Efforts are also underway to open channels with agencies in Russia and Ethiopia which have not signed up to stricter rules under the Hague Convention.

Children's Minister Frances Fitzgerald told the Herald today that a delegation from Vietnam is due in Dublin before June.

She acknowledged that people have been "disappointed so often in relation to this" but said officials have overcome all remaining roadblocks.

"We will open up Vietnam," she confirmed, noting that huge progress was made when she travelled there last year.

"Given the visit I had and the very position response, I'm expecting the Vietnamese authorities over here before June and I'm hoping that at that point we will have clarified any of the issue.


"There is no reason why adoptions shouldn't open up between Ireland and Vietnam."

Some 19 couples were at an advanced stage of adopting a Vietnamese child when the inter-country agreement lapsed in May 2009. Another 200 were at an early stage in the process.

Many of those have been left in limbo ever since, but Ms Fitzgerald said she is now determined to resolve the issue to get an answer to the adoption situation.

Ms Fitzgerald said that there is a changed environment since Ireland ratified the Hague Convention in 2010.

"We have a changed situation. In terms of preparation for it, many parents have been taken aback at the change," said the minister.

Her department was working to re-open connections with Russia and Ethiopia.

"There is a lot of work under way.
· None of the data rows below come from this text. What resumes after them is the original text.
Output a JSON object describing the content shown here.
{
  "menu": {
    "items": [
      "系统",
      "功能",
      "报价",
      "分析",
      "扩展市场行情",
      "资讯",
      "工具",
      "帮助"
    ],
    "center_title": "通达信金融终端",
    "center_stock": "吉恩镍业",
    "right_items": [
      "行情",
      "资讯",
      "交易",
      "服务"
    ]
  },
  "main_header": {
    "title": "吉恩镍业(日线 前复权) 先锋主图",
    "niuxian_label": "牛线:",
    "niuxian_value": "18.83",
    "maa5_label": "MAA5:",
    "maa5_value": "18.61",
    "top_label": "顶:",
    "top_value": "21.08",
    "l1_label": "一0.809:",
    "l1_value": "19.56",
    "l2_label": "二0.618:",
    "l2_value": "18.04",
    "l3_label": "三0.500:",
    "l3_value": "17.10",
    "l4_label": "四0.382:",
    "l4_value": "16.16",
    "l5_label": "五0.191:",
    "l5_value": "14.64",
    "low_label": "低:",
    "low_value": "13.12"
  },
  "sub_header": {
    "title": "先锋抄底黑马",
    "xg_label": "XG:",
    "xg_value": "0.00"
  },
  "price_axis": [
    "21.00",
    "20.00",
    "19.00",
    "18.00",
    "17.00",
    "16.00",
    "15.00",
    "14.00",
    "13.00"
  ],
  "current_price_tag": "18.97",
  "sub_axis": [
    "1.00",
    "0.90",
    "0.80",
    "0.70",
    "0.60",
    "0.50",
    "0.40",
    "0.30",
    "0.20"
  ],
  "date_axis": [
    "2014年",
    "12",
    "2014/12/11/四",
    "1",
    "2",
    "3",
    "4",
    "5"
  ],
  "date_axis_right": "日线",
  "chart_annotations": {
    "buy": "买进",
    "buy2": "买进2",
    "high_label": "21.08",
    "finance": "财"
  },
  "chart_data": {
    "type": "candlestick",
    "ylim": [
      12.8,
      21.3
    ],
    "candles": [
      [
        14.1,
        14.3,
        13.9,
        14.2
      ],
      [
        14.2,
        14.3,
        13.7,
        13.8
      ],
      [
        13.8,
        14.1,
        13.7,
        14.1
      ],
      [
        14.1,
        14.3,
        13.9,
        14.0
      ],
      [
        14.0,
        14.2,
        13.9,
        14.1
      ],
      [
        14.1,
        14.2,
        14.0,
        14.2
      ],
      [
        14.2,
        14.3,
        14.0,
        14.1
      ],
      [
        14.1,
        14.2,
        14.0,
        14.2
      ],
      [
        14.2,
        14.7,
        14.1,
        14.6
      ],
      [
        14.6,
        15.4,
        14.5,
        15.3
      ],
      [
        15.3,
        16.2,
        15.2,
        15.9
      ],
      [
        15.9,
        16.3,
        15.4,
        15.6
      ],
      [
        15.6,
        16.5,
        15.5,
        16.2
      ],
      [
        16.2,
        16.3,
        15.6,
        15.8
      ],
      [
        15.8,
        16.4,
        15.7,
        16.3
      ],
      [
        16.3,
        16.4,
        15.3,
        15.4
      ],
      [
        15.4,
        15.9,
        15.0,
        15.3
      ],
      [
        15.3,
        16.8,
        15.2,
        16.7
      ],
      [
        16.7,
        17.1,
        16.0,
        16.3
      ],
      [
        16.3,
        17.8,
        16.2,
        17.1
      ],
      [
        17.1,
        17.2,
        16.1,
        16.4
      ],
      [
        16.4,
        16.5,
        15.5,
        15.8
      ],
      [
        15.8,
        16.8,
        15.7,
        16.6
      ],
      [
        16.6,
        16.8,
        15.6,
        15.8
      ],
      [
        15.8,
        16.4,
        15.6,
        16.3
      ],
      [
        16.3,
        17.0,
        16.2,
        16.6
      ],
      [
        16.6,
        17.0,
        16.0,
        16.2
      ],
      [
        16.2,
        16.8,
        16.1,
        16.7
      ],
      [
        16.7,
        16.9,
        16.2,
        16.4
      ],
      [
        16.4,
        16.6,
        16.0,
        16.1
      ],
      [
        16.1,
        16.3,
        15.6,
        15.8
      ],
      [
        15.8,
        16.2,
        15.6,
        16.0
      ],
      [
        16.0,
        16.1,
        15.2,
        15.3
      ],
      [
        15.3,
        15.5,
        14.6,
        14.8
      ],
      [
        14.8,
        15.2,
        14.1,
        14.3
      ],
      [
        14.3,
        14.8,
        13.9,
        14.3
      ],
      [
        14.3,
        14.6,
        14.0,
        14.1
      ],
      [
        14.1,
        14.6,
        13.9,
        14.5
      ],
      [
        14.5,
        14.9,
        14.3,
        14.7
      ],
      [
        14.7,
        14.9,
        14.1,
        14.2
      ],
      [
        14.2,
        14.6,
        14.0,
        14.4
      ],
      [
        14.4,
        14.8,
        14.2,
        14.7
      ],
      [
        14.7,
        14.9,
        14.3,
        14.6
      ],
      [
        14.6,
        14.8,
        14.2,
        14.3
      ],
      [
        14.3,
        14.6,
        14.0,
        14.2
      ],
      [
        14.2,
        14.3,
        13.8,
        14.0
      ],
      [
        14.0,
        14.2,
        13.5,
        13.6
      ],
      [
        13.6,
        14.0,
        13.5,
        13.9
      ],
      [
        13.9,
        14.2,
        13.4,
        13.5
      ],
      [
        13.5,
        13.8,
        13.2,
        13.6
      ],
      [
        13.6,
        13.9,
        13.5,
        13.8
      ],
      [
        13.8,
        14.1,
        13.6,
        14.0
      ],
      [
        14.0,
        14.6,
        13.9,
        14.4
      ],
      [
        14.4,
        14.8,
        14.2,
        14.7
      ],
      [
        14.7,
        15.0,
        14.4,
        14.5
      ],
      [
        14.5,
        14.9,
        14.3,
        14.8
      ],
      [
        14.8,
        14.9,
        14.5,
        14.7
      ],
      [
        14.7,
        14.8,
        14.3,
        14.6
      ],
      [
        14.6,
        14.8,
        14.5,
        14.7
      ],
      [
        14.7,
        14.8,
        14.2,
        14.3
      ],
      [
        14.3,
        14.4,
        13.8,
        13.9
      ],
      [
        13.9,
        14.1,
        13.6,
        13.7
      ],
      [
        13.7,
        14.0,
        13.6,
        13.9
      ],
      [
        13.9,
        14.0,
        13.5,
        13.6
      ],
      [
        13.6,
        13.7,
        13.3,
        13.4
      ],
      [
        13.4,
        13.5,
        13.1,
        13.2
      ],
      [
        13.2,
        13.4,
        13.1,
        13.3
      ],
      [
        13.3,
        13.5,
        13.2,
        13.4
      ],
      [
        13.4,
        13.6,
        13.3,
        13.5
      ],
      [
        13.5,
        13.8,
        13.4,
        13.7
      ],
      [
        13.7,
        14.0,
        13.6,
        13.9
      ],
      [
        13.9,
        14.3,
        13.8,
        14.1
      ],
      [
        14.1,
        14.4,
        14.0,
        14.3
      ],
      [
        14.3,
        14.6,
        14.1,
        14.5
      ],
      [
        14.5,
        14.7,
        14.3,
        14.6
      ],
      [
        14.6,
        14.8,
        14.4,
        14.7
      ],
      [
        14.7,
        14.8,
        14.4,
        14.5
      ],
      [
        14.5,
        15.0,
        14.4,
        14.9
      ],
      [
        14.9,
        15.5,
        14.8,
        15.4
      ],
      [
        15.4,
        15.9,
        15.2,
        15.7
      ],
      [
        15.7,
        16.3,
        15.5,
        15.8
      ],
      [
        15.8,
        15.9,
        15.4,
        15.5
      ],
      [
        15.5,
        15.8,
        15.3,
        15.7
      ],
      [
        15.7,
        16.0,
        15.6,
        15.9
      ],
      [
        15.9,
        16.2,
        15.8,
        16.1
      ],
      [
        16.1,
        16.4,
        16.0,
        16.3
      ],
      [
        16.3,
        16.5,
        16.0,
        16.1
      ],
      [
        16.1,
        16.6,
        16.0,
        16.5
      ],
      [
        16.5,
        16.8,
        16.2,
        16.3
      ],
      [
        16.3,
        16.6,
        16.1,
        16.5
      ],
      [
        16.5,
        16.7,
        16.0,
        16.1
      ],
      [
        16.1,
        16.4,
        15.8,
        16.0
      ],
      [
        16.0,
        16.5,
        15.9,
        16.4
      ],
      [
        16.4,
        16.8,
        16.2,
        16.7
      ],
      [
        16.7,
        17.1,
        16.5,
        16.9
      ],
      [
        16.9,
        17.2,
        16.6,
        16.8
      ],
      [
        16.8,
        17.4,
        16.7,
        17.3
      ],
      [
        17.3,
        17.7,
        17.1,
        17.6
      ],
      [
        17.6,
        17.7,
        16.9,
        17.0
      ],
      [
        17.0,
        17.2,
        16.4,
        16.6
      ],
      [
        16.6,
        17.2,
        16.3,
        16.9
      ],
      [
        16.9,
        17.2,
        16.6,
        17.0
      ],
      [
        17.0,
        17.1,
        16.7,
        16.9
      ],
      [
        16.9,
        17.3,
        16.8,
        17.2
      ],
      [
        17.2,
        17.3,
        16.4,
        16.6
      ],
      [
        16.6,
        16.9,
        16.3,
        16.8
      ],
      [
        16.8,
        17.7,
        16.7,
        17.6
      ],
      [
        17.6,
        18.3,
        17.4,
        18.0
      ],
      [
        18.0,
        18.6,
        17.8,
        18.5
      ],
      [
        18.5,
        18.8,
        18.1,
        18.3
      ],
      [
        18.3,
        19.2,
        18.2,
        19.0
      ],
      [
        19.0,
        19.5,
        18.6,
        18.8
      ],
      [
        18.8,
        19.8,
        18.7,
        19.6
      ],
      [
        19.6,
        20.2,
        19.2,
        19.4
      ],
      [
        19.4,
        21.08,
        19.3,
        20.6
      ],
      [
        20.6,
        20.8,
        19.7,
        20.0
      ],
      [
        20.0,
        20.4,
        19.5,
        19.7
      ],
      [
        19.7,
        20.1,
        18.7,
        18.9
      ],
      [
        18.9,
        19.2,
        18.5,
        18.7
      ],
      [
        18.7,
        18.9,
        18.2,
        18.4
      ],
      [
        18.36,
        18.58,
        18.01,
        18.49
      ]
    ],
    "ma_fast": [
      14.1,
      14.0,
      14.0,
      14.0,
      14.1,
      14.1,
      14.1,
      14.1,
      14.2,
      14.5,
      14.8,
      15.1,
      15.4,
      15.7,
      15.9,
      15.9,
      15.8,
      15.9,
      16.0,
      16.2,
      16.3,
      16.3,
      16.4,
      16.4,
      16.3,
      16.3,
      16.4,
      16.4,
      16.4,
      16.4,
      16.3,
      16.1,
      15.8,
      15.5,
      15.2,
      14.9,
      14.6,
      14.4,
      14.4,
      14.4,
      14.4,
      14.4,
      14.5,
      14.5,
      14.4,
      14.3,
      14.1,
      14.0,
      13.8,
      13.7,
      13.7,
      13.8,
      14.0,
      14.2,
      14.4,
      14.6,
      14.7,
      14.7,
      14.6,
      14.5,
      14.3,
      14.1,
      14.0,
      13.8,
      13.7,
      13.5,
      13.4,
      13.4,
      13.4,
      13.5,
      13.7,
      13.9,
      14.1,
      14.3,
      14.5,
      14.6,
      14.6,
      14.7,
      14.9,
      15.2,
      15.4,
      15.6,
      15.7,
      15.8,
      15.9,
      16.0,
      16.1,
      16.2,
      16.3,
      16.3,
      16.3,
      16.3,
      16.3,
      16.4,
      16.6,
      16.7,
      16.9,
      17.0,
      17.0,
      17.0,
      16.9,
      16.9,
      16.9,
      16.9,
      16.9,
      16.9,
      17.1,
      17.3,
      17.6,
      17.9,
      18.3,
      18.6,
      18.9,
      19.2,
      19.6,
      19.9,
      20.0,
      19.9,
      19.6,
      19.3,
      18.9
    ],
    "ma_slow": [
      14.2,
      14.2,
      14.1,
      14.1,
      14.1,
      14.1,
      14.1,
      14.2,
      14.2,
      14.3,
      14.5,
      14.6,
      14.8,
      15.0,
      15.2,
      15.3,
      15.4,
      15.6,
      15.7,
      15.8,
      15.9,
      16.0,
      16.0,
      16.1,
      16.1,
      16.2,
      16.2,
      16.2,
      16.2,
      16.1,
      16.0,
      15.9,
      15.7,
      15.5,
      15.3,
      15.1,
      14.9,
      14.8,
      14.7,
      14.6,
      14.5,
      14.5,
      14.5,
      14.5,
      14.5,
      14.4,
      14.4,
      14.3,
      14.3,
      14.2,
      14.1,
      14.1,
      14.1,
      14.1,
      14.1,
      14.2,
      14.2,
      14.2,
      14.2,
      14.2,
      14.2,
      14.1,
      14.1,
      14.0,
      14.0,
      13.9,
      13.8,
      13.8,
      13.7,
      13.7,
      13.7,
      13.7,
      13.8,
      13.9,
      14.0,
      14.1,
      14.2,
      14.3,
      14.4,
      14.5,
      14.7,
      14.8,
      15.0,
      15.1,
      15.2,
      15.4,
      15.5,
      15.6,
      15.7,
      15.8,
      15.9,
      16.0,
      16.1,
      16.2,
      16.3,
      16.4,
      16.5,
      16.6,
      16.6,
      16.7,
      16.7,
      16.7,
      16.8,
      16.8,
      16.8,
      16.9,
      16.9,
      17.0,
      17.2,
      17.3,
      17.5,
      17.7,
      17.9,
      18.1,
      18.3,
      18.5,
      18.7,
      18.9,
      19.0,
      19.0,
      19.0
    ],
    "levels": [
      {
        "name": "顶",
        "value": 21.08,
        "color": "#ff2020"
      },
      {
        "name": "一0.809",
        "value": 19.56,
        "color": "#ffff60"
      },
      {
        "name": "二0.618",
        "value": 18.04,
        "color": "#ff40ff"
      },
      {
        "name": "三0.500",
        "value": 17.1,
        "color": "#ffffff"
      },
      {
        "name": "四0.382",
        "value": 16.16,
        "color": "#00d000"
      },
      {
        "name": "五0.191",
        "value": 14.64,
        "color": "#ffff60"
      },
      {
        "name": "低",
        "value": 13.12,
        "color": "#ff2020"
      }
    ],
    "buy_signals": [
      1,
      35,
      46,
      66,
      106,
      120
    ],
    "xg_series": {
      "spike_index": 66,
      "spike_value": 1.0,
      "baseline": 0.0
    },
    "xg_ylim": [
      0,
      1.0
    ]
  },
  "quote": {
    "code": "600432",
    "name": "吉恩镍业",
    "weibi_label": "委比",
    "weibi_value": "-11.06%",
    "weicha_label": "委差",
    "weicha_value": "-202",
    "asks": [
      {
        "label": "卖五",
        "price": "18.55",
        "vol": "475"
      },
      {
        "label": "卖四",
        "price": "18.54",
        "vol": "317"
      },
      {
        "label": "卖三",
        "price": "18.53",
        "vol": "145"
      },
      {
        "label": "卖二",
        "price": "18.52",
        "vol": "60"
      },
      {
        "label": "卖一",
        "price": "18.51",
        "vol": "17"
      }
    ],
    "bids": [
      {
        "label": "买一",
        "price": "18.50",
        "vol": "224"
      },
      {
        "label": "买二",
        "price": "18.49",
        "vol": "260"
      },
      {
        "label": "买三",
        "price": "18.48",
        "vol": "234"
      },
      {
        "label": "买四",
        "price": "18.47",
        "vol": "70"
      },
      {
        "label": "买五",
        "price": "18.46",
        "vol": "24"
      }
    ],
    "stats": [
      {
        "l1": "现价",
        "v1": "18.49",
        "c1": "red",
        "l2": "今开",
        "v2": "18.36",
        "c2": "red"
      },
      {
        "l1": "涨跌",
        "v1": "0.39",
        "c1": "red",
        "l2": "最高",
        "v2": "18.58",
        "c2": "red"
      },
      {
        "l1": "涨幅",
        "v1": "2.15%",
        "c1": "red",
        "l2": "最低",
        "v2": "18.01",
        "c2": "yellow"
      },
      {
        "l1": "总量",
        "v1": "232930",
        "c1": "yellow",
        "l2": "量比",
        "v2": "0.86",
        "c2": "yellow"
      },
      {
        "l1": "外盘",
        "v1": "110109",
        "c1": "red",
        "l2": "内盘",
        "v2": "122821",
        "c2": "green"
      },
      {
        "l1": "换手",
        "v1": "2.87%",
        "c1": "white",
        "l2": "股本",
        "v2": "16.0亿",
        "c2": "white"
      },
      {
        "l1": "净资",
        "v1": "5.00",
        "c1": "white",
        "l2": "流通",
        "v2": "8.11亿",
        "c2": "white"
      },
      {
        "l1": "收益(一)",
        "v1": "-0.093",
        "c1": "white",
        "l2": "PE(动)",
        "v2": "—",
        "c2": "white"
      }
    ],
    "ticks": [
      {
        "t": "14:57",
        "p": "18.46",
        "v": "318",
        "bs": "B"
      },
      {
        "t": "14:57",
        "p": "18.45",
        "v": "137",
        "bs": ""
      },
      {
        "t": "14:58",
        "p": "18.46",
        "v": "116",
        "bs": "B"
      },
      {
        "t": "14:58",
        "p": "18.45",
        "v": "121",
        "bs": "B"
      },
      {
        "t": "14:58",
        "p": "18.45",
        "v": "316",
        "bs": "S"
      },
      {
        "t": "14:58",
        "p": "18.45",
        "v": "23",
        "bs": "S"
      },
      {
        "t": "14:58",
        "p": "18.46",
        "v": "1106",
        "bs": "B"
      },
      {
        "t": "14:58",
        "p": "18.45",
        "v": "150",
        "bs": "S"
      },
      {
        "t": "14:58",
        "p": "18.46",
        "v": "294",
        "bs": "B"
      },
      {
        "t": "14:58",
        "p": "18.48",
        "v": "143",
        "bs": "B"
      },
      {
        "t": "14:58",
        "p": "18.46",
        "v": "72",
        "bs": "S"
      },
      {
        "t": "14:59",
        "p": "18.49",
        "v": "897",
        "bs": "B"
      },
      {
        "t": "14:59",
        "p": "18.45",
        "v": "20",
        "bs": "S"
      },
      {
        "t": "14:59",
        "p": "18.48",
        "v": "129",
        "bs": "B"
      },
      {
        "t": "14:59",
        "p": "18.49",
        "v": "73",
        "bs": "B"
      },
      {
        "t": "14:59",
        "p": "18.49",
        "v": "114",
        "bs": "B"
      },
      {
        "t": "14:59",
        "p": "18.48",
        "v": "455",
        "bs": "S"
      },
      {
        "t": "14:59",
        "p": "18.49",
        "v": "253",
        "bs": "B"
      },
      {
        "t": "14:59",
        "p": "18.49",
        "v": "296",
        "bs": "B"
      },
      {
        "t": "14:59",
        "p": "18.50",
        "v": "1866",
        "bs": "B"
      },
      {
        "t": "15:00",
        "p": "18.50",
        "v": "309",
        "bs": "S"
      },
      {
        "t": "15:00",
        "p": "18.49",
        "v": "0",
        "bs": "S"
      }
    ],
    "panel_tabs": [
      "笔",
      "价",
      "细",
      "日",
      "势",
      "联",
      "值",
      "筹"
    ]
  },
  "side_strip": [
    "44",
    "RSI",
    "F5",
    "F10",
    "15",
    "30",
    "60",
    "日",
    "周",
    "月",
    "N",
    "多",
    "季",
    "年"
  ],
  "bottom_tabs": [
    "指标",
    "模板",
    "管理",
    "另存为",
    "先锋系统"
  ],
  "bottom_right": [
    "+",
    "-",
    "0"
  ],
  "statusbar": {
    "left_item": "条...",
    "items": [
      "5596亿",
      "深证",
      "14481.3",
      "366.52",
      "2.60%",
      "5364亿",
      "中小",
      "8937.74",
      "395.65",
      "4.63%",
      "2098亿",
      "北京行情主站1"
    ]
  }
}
Many Irish parents have adopted from Ethiopia and they want to adopt a second child.

"Ethiopia hasn't signed the Hague Convention but I took a decision to see if our laws can be compatible with what they are doing. I did the same with Russia," Ms Fitzgerald told the Herald.